As for myself, I’ll be heading to the famous onsen town of Kinosaki Onsen (城崎温泉) for the night, for a luxurious stay at one of their finest hotels!
Getting to Izushi Castle Town
From Kyoto to Toyooka: It takes approximately 2 hours 15 minutes by limited express Kinosaki. Get off at Toyooka station. Then take a Zentan Bus bound for Izushi. It takes approximately 30 minutes. There are approximately 20 buses per day.
From Osaka to Toyooka: It takes approximately 2 hours 30 minutes by limited express Konotori or Hamakaze. Get off at Toyooka station. Then take a Zentan Bus bound for Izushi. It takes approximately 30 minutes.
|Address:||Izushi Tourist Association 104-7 Uchimachi Izushi-cho, Toyooka-shi, Hyogo, 668-0214|
|Phone:||+81-796-52-4806 (Japanese Only)|
Exploring the Tajima Province of Hyogo
If you’re in the area, a 45-minute drive will get you to Ritsuun-kyo, where you can hike up to catch sight of Takeda Castle Ruins, also popularly known as the “Castle in the Sky“. An hour away is the Ikuno Silver Mine, where you can get a glimpse into the fascinating history of mining in Japan while walking through its underground tunnels. The nearby mining town of Kuchiganaya is known for its unique red roof tiles and preserved inns.
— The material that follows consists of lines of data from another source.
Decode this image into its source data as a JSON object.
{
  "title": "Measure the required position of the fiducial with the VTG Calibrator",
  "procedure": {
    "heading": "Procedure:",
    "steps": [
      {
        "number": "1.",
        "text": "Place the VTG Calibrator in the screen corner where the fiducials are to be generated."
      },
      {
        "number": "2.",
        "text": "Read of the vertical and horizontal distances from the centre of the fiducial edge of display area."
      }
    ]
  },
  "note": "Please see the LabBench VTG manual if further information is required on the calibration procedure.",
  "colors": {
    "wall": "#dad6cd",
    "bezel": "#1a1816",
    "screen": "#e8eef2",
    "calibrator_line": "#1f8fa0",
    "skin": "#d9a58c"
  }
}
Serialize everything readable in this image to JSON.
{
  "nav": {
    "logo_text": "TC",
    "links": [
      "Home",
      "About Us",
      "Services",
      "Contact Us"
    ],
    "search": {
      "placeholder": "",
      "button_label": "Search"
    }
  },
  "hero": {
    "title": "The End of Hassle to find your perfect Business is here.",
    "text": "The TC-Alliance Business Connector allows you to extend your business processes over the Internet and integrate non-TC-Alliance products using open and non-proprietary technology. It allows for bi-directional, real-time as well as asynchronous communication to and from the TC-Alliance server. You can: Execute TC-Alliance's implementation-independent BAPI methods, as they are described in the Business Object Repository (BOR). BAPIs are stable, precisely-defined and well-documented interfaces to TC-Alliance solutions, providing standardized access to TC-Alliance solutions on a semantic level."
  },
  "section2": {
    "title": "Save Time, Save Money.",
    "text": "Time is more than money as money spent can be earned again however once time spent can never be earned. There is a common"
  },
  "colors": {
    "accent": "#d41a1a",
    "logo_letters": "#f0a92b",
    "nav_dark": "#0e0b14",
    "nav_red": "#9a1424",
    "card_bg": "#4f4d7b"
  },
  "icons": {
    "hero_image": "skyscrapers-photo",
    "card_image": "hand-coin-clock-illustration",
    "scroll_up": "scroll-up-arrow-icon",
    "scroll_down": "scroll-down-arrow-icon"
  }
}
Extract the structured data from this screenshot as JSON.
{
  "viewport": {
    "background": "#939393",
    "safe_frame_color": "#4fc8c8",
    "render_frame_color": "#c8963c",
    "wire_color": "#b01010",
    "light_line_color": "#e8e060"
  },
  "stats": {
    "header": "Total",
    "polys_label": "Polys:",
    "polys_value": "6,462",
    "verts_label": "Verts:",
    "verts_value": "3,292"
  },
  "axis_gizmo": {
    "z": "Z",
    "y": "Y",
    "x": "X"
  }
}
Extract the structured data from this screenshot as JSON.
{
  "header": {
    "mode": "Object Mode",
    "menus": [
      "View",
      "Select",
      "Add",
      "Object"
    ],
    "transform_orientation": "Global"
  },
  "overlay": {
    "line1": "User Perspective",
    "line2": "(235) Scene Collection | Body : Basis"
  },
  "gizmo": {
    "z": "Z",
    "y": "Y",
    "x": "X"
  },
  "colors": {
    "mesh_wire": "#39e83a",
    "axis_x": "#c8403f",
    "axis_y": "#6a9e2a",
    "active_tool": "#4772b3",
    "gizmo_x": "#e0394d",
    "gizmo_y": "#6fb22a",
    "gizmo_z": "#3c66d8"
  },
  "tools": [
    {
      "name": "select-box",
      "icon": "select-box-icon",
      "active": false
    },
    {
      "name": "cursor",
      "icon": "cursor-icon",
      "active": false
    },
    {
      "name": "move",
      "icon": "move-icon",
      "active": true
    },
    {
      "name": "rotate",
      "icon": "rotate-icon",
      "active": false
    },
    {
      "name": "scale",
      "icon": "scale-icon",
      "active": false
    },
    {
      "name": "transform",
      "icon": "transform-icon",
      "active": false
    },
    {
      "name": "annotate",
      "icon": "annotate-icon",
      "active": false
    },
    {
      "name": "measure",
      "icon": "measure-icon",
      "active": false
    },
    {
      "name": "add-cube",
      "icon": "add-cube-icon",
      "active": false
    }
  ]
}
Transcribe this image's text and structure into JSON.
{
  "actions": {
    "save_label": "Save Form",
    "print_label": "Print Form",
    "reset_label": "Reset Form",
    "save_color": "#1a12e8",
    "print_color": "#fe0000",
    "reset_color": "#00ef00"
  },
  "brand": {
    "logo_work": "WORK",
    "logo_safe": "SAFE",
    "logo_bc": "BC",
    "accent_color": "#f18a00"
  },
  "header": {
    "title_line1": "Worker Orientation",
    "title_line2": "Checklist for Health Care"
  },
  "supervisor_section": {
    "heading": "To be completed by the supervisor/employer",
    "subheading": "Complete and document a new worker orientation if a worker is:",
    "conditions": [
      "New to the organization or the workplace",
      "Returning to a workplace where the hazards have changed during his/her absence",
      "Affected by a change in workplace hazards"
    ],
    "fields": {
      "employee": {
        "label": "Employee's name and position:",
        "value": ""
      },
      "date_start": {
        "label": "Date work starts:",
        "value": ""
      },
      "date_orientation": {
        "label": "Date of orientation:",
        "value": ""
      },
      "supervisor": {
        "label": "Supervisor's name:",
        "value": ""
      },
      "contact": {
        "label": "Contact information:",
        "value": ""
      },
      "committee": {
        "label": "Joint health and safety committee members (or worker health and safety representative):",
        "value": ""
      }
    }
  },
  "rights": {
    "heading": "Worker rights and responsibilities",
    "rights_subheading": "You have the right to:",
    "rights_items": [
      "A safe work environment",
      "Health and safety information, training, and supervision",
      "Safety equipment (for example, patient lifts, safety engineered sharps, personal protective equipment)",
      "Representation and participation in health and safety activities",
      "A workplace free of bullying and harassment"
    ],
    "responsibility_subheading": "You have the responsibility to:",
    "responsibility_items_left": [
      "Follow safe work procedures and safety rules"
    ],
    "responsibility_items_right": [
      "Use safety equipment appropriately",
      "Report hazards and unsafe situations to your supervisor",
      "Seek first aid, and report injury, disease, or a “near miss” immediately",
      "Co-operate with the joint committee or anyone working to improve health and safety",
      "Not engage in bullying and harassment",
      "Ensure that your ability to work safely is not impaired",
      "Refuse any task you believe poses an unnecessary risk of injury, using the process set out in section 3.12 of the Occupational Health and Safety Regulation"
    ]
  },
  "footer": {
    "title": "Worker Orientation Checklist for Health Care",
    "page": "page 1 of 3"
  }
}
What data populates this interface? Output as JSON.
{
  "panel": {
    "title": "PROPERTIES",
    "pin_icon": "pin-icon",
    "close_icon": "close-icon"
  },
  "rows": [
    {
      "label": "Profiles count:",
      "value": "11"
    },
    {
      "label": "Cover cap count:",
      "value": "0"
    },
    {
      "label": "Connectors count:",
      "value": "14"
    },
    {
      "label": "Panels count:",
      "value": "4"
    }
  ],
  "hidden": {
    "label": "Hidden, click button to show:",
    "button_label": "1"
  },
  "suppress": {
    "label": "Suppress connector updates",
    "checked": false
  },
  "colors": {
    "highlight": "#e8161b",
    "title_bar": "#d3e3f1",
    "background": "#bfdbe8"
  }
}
For a dip into a hot spring, the nearby Kinosaki Onsen with its several ryokan (traditional-style inn) is well worth the stopover.
Article sponsored by North Kansai Tourism Association.